* What is required: In the material below, which lines hold the word "this"? Pick each one out.

◆ ◆ ◆ ◆ ◆ ◆ ◆

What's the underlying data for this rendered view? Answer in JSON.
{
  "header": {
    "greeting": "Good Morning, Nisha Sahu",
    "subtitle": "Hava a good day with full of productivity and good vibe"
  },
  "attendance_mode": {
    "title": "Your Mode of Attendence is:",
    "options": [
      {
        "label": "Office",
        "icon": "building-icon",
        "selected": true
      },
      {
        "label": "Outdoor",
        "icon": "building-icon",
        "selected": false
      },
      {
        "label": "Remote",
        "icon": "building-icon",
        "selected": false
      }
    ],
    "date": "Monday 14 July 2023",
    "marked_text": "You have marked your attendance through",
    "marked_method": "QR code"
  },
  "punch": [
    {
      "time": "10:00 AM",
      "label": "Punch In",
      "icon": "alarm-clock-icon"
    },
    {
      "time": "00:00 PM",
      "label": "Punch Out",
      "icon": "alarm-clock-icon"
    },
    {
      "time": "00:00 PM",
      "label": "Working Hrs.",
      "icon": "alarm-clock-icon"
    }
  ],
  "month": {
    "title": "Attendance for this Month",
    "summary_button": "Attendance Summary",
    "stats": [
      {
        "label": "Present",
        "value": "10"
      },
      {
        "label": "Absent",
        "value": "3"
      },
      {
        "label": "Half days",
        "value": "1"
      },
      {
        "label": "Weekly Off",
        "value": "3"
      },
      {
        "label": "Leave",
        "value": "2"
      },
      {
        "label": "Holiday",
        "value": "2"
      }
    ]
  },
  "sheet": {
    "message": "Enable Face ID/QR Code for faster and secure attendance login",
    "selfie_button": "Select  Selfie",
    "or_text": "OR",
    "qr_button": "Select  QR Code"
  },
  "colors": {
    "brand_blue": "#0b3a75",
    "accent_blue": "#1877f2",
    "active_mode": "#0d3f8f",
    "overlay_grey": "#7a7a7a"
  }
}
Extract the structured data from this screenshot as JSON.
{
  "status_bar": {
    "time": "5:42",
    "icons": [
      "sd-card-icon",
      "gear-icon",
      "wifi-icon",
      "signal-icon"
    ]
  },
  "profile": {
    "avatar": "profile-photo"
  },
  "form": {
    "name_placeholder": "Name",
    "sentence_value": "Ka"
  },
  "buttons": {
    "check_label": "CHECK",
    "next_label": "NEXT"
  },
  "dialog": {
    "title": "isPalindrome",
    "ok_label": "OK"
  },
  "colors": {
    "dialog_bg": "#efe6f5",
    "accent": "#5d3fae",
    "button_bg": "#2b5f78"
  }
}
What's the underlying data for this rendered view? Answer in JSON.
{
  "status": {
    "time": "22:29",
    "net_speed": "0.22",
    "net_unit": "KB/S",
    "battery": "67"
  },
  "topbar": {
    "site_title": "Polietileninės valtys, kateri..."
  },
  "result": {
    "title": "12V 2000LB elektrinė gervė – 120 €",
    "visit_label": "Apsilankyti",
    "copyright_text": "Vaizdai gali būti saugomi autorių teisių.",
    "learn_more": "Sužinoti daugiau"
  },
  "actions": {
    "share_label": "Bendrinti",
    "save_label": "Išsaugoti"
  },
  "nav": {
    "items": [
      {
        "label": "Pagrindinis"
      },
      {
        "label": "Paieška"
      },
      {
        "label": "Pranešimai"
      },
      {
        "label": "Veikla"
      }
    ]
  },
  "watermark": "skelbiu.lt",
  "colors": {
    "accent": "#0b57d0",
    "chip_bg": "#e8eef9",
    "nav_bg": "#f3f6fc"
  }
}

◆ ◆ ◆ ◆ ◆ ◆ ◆

* Task result:
What's the underlying data for this rendered view? Answer in JSON.
    "title": "Attendance for this Month",
Extract the structured data from this screenshot as JSON.
What's the underlying data for this rendered view? Answer in JSON.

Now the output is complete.